Diabetes Technol Ther. 2007 Jun; 9(3):211-22.DT

Abstract

BACKGROUND

Control of hyperglycemia in adult medical and surgical intensive care units (ICUs) has been shown to dramatically decrease morbidity and mortality. Algorithms to achieve glycemic control in the ICU setting are evolving. We have evaluated the use of a discrete proportional-integral-derivative (PID) algorithm to control hyperglycemia in pediatric ICU (PICU) patients both with and without diabetes.

METHODS

Six PICU patients [four with diabetic ketoacidosis (DKA) and two with glucocorticoid-induced hyperglycemia] with glucose values >150 mg/dL were enrolled. Their hyperglycemia was managed with a PID algorithm that provided recommendations for both changes in the intravenous insulin infusion rate and the time to obtain the next discrete glucose value. Glucose targets were adjusted based on clinical circumstances.

RESULTS

Patients (mean age 9.2 years; range 1.8-14 years) utilized the algorithm for a total of 454.4 h. Mean time to the initial glucose target was 8.7 h (range 1.3-15.1 h) in five patients. One subject with hyperosmolar DKA did not achieve target before discharge from the PICU, and another was at target when the algorithm was initiated. After the glucose target was achieved, the mean SD was 23.5 mg/dL, and glucose values were >40 mg/dL above target 13% of the time and <40 mg/dL below target 1% of the time. There were no glucose values <55 mg/dL.

CONCLUSION

The PID algorithm safely and effectively controlled hyperglycemia in a PICU, despite multiple changes in intravenous fluids, steroid doses (including high-dose pulses), and hemodialysis.

Authors+Show Affiliations

Pediatric Endocrinology, Kosair Children's Hospital, University of Louisville, Louisville, Kentucky 40202, USA. kawint01@louisville.eduNo affiliation info availableNo affiliation info availableNo affiliation info availableNo affiliation info availableNo affiliation info availableNo affiliation info availableNo affiliation info available

Pub Type(s)

Clinical Trial
Journal Article
Research Support, Non-U.S. Gov't

Language

eng

PubMed ID

17561791

Citation

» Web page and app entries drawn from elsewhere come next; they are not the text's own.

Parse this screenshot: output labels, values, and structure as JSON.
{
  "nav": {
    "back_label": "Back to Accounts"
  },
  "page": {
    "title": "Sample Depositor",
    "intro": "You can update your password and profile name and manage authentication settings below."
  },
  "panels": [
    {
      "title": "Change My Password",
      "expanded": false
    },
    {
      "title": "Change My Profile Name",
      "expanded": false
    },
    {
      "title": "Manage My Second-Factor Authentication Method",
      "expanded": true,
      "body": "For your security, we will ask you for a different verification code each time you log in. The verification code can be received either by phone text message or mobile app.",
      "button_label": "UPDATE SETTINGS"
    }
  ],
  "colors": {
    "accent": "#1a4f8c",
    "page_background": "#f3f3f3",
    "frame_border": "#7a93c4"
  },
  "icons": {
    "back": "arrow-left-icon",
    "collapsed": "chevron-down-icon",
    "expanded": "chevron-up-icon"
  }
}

Wintergerst, Kupper A., et al. "Glucose Control in Pediatric Intensive Care Unit Patients Using an Insulin-glucose Algorithm." Diabetes Technology & Therapeutics, vol. 9, no. 3, 2007, pp. 211-22.
Wintergerst KA, Deiss D, Buckingham B, et al. Glucose control in pediatric intensive care unit patients using an insulin-glucose algorithm. Diabetes Technol Ther. 2007;9(3):211-22.
Wintergerst, K. A., Deiss, D., Buckingham, B., Cantwell, M., Kache, S., Agarwal, S., Wilson, D. M., & Steil, G. (2007). Glucose control in pediatric intensive care unit patients using an insulin-glucose algorithm. Diabetes Technology & Therapeutics, 9(3), 211-22.
Wintergerst KA, et al. Glucose Control in Pediatric Intensive Care Unit Patients Using an Insulin-glucose Algorithm. Diabetes Technol Ther. 2007;9(3):211-22. PubMed PMID: 17561791.
* Article titles in AMA citation format should be in sentence-case
TY - JOUR T1 - Glucose control in pediatric intensive care unit patients using an insulin-glucose algorithm. AU - Wintergerst,Kupper A, AU - Deiss,Dorothee, AU - Buckingham,Bruce, AU - Cantwell,Martin, AU - Kache,Saraswati, AU - Agarwal,Swati, AU - Wilson,Darrell M, AU - Steil,Garry, PY - 2007/6/15/pubmed PY - 2007/7/18/medline PY - 2007/6/15/entrez SP - 211 EP - 22 JF - Diabetes technology & therapeutics JO - Diabetes Technol. Ther. VL - 9 IS - 3 N2 - BACKGROUND: Control of hyperglycemia in adult medical and surgical intensive care units (ICUs) has been shown to dramatically decrease morbidity and mortality. Algorithms to achieve glycemic control in the ICU setting are evolving. We have evaluated the use of a discrete proportional-integral-derivative (PID) algorithm to control hyperglycemia in pediatric ICU (PICU) patients both with and without diabetes. METHODS: Six PICU patients [four with diabetic ketoacidosis (DKA) and two with glucocorticoid-induced hyperglycemia] with glucose values >150 mg/dL were enrolled. Their hyperglycemia was managed with a PID algorithm that provided recommendations for both changes in the intravenous insulin infusion rate and the time to obtain the next discrete glucose value. Glucose targets were adjusted based on clinical circumstances. RESULTS: Patients (mean age 9.2 years; range 1.8-14 years) utilized the algorithm for a total of 454.4 h. Mean time to the initial glucose target was 8.7 h (range 1.3-15.1 h) in five patients. One subject with hyperosmolar DKA did not achieve target before discharge from the PICU, and another was at target when the algorithm was initiated. After the glucose target was achieved, the mean SD was 23.5 mg/dL, and glucose values were >40 mg/dL above target 13% of the time and <40 mg/dL below target 1% of the time. There were no glucose values <55 mg/dL. CONCLUSION: The PID algorithm safely and effectively controlled hyperglycemia in a PICU, despite multiple changes in intravenous fluids, steroid doses (including high-dose pulses), and hemodialysis. SN - 1520-9156 UR - https://www.unboundmedicine.com/medline/citation/17561791/Glucose_control_in_pediatric_intensive_care_unit_patients_using_an_insulin_glucose_algorithm_ L2 - https://www.liebertpub.com/doi/full/10.1089/dia.2006.0031?url_ver=Z39.88-2003&amp;rfr_id=ori:rid:crossref.org&amp;rfr_dat=cr_pub=pubmed DB - PRIME DP - Unbound Medicine ER -